◆ **Work to be completed**
Line by line, copy out the entries exactly and leave the pictures behind.

(Website and app data records)
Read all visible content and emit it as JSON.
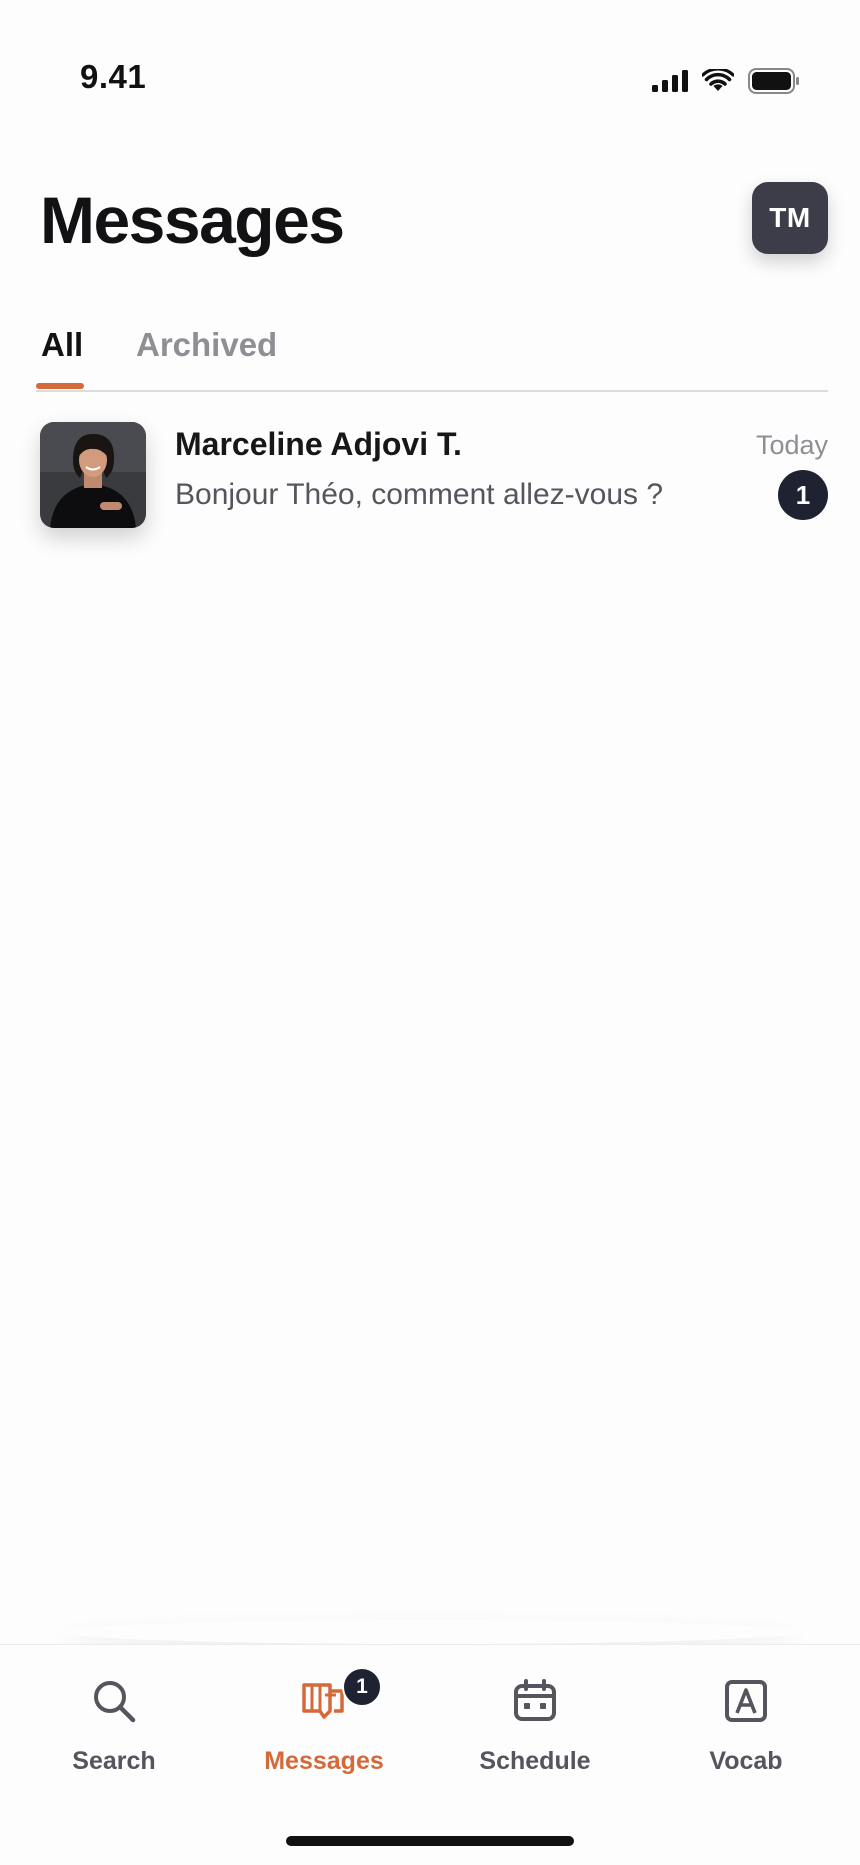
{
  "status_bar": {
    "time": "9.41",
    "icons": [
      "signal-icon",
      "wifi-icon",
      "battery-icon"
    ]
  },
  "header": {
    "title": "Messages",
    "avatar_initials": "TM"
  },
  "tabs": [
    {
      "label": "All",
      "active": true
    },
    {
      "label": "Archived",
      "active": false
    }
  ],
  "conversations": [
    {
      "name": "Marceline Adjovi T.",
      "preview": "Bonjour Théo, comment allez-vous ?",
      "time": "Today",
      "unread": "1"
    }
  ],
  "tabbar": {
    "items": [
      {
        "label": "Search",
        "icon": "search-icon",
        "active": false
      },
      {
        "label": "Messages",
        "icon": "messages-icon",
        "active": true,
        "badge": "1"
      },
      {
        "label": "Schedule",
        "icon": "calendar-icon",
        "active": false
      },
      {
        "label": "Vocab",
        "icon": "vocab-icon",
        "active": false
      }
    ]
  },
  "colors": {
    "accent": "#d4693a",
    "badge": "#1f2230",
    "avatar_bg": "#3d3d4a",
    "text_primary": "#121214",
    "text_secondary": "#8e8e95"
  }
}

◆ **Response for this exercise**
Read all visible content and emit it as JSON.
{
  "status_bar": {
    "time": "9.41",
    "icons": [
      "signal-icon",
      "wifi-icon",
      "battery-icon"
    ]
  },
  "header": {
    "title": "Messages",
    "avatar_initials": "TM"
  },
  "tabs": [
    {
      "label": "All",
      "active": true
    },
    {
      "label": "Archived",
      "active": false
    }
  ],
  "conversations": [
    {
      "name": "Marceline Adjovi T.",
      "preview": "Bonjour Théo, comment allez-vous ?",
      "time": "Today",
      "unread": "1"
    }
  ],
  "tabbar": {
    "items": [
      {
        "label": "Search",
        "icon": "search-icon",
        "active": false
      },
      {
        "label": "Messages",
        "icon": "messages-icon",
        "active": true,
        "badge": "1"
      },
      {
        "label": "Schedule",
        "icon": "calendar-icon",
        "active": false
      },
      {
        "label": "Vocab",
        "icon": "vocab-icon",
        "active": false
      }
    ]
  },
  "colors": {
    "accent": "#d4693a",
    "badge": "#1f2230",
    "avatar_bg": "#3d3d4a",
    "text_primary": "#121214",
    "text_secondary": "#8e8e95"
  }
}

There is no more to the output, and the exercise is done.